>>>>

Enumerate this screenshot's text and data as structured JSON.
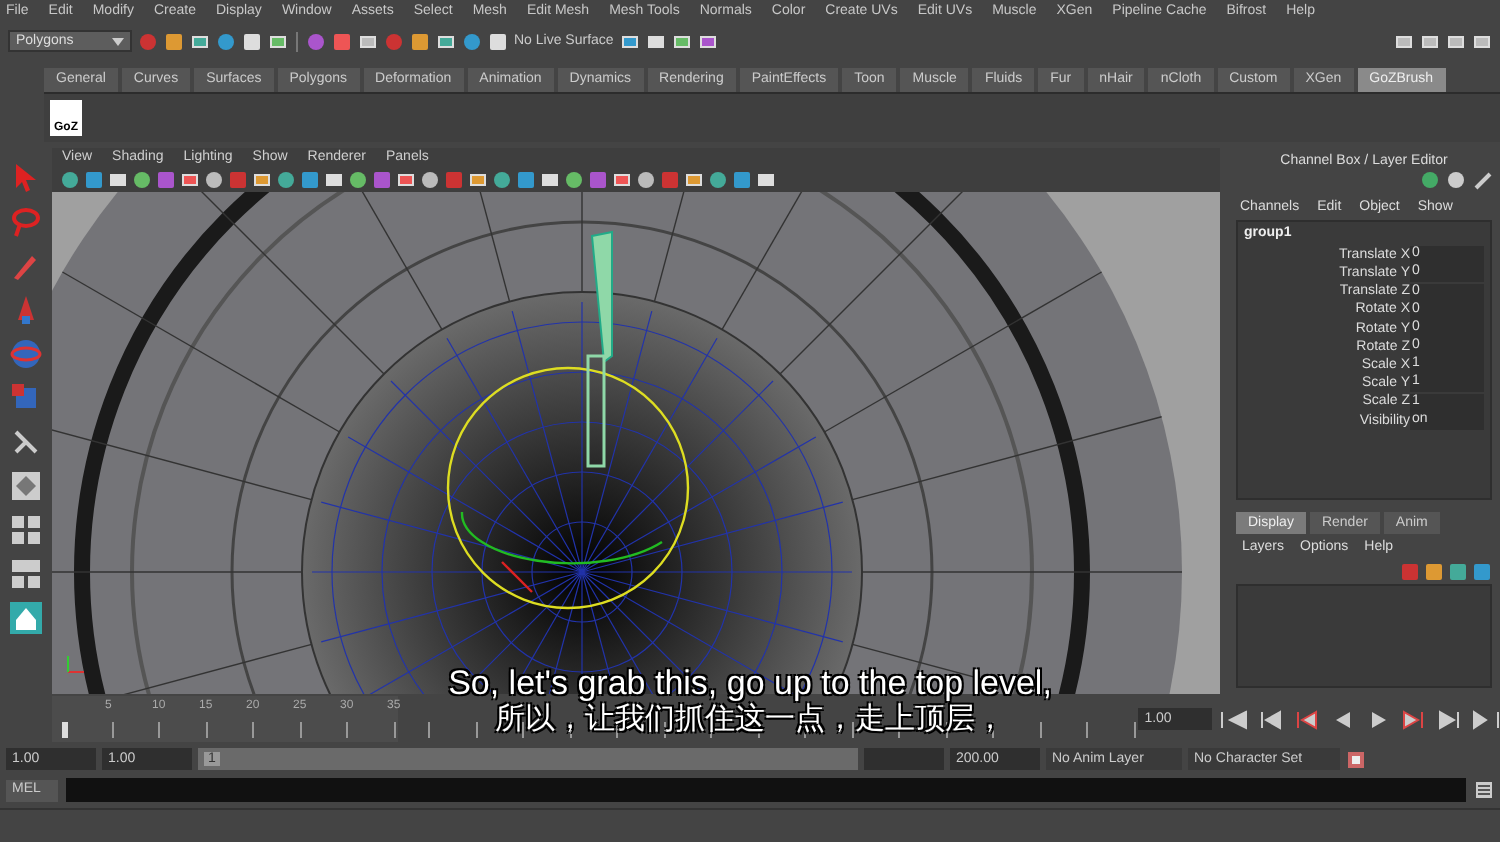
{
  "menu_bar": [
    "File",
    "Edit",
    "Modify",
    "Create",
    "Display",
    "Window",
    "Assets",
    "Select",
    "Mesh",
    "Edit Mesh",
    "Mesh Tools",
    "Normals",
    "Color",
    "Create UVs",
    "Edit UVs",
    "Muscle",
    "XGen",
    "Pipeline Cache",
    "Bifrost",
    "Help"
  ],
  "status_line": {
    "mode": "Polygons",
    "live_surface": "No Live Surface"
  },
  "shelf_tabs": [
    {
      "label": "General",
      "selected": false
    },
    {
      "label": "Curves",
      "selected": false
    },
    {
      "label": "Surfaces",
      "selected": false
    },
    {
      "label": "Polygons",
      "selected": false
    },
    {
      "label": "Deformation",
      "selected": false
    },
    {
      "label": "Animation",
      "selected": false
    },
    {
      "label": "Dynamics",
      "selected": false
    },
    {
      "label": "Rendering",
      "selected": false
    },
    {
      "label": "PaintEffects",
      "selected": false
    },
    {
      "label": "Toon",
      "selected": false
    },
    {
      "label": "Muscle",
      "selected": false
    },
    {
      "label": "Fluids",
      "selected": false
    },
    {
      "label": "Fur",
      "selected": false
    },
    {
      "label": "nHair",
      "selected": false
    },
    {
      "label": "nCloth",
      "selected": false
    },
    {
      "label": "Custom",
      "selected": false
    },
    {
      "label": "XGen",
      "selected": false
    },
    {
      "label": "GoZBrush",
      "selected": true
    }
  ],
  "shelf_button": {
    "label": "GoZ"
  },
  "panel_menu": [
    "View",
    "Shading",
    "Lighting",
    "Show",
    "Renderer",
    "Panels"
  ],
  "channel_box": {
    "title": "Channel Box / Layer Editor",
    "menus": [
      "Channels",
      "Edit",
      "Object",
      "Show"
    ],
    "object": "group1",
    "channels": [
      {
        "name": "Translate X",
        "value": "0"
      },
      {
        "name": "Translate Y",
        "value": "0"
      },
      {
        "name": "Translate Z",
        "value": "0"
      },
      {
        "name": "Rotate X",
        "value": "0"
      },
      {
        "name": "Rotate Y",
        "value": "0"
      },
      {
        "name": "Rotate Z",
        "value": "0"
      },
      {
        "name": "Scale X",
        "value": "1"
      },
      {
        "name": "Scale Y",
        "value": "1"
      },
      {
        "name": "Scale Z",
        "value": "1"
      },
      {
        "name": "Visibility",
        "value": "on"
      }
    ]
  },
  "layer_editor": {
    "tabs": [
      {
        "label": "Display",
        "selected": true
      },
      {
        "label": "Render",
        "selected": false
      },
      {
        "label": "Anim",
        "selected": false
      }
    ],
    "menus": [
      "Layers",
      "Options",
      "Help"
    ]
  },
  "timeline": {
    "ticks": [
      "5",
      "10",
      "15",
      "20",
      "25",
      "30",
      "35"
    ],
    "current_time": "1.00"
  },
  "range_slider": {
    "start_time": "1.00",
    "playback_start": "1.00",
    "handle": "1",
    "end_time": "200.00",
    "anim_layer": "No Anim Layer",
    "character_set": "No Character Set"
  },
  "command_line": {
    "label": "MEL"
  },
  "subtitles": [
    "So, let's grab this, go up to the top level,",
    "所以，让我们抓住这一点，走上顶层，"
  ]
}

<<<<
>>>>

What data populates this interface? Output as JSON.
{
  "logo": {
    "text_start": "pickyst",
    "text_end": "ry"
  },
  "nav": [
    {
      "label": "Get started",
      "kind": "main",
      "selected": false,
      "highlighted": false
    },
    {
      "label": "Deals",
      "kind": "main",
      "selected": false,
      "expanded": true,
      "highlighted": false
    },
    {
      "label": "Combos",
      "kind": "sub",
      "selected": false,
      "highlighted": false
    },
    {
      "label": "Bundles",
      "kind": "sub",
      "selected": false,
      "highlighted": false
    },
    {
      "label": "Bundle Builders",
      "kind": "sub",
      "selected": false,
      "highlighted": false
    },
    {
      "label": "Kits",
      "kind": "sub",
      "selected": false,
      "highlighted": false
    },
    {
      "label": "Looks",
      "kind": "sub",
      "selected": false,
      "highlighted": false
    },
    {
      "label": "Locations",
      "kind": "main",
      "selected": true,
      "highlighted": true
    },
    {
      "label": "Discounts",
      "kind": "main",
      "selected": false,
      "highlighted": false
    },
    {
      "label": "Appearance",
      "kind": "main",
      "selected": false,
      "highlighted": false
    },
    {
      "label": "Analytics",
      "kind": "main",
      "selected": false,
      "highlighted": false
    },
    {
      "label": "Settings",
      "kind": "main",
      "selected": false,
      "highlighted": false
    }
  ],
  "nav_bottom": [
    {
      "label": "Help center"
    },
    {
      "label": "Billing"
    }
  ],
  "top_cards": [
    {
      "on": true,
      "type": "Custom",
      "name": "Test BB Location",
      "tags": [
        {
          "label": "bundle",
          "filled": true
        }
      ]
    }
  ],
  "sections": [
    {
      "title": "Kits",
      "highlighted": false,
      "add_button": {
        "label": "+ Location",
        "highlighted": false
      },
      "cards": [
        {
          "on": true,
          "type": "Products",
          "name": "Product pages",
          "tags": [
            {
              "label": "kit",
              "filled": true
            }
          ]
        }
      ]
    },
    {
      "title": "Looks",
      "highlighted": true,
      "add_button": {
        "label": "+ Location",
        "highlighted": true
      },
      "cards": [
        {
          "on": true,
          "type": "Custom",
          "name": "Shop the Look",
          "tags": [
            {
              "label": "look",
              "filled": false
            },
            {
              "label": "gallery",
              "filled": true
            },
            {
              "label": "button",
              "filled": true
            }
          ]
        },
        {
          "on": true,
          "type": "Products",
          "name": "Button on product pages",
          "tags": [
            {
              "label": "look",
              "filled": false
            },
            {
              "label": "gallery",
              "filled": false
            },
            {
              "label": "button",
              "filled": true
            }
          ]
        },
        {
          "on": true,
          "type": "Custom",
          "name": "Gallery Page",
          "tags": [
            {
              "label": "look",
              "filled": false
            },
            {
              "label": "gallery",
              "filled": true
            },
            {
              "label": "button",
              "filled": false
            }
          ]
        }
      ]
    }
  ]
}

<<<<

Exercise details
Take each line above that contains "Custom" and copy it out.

Result of this task
      "label": "Custom",
      "type": "Custom",
          "type": "Custom",
          "type": "Custom",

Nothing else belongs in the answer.